At the Parksville Lake Campground in the Ocoee Ranger District of the Cherokee National Forest, there remains no trace of a crew of American folks who have united, from as far away as Alaska and as close as the Ocoee River’s nearby bank.
Participants of an inaugural 2011 Wilderness Trails Stewardship Conference have intermittently packed up and parted ways for Memorial Day Weekend and will regroup on Tuesday afternoon at Big Creek Ranger Station, located within the Great Smoky Mountains National Park.
This unique and memorable educational experience has been offered expense free to its first 25 registrants and made possible by Southern Appalachian Wilderness Stewards (S.A.W.S.) and The Appalachian Trail Conservancy (A.T.C.). Camping is being provided free of charge by the U.S. Forest Service. Women and men eat together, work together and share close quarters while in the classroom, in the field and at base camp.

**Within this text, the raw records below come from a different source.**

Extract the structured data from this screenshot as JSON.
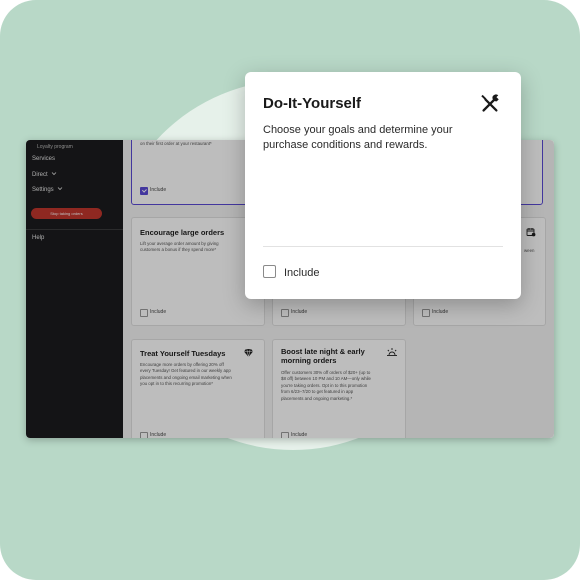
{
  "sidebar": {
    "items": [
      "Loyalty program",
      "Services",
      "Direct",
      "Settings"
    ],
    "stop_button": "Stop taking orders",
    "help": "Help"
  },
  "cards": {
    "top_left": {
      "body": "on their first order at your restaurant*",
      "include": "Include",
      "checked": true
    },
    "large_orders": {
      "title": "Encourage large orders",
      "body_lines": [
        "Lift your average order amount by giving",
        "customers a bonus if they spend more*"
      ],
      "include": "Include"
    },
    "middle_top": {
      "include": "Include"
    },
    "right_top": {
      "body_lines": [
        "ween"
      ],
      "include": "Include",
      "icon": "calendar-icon"
    },
    "tuesdays": {
      "title": "Treat Yourself Tuesdays",
      "body_lines": [
        "Encourage more orders by offering 20% off",
        "every Tuesday! Get featured in our weekly app",
        "placements and ongoing email marketing when",
        "you opt in to this recurring promotion*"
      ],
      "include": "Include",
      "icon": "diamond-icon"
    },
    "late_night": {
      "title_lines": [
        "Boost late night & early",
        "morning orders"
      ],
      "body_lines": [
        "Offer customers 30% off orders of $20+ (up to",
        "$8 off) between 10 PM and 10 AM—only while",
        "you're taking orders. Opt in to this promotion",
        "from 6/23–7/20 to get featured in app",
        "placements and ongoing marketing.*"
      ],
      "include": "Include",
      "icon": "sunrise-icon"
    }
  },
  "modal": {
    "title": "Do-It-Yourself",
    "description": "Choose your goals and determine your purchase conditions and rewards.",
    "include": "Include",
    "icon": "tools-icon"
  },
  "colors": {
    "background": "#b8d8c7",
    "accent": "#5b4bd6",
    "stop_button": "#c2362d",
    "sidebar": "#1c1c1e"
  }
}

Bill Hodge, S.A.W.S. director, explains, “We made sure that this conference was free. We don’t want to burden people who are willing to give up one or two weeks of their life to come out here just to pick up these skills. The Forest service played a big role in making this happen. I know we are all leaving here with certifications and some technical skills, but the people who are here are one of the highlights.”
Group training has resumed with wilderness skills content that includes Trail Leadership, Leave No Trace and Incident Management training. A fun and unforgettable first week has included two days of Wilderness First Aid training and certification, a one-day session on Wilderness History and Legislation and two days of Cross-cut Saw training and certification.
At the beginning of week two, conference attendees straggle into A.T.C. Base Camp, the headquarters of the Southern Wilderness Elite Appalachian Trail (S.W.E.A.T.) Crew, which plays a vital role in managing trails of the A.T. and Great Smoky Mountains National Park.
S.W.E.A.T. crew leaders, Jameson Demiglio and Mateo Romano prepare for a summer where they will lead eight consecutive crews, overseeing volunteers (including me) who will arrive from all over the country to maintain The Appalachian Trail corridor. The Wilderness Trail Stewardship Conference has been opened to S.W.E.A.T. Crew volunteers. Certifications and skill sets acquired here will play key roles in this summer’s A.T. maintenance.
Early afternoon, everyone congregates around a couple of picnic tables. Class training starts with the vital component of trip planning and preparation. Andrew Downs, Appalachian Trail Resource Manager for Georgia, North Carolina and Tennessee explains, “Our work is very physically demanding, perhaps some of the hardest labor you will ever perform. Being in good physical shape will certainly help you maintain a good attitude. You also need social skills that will enable you to get along with fellow volunteers in often trying times”.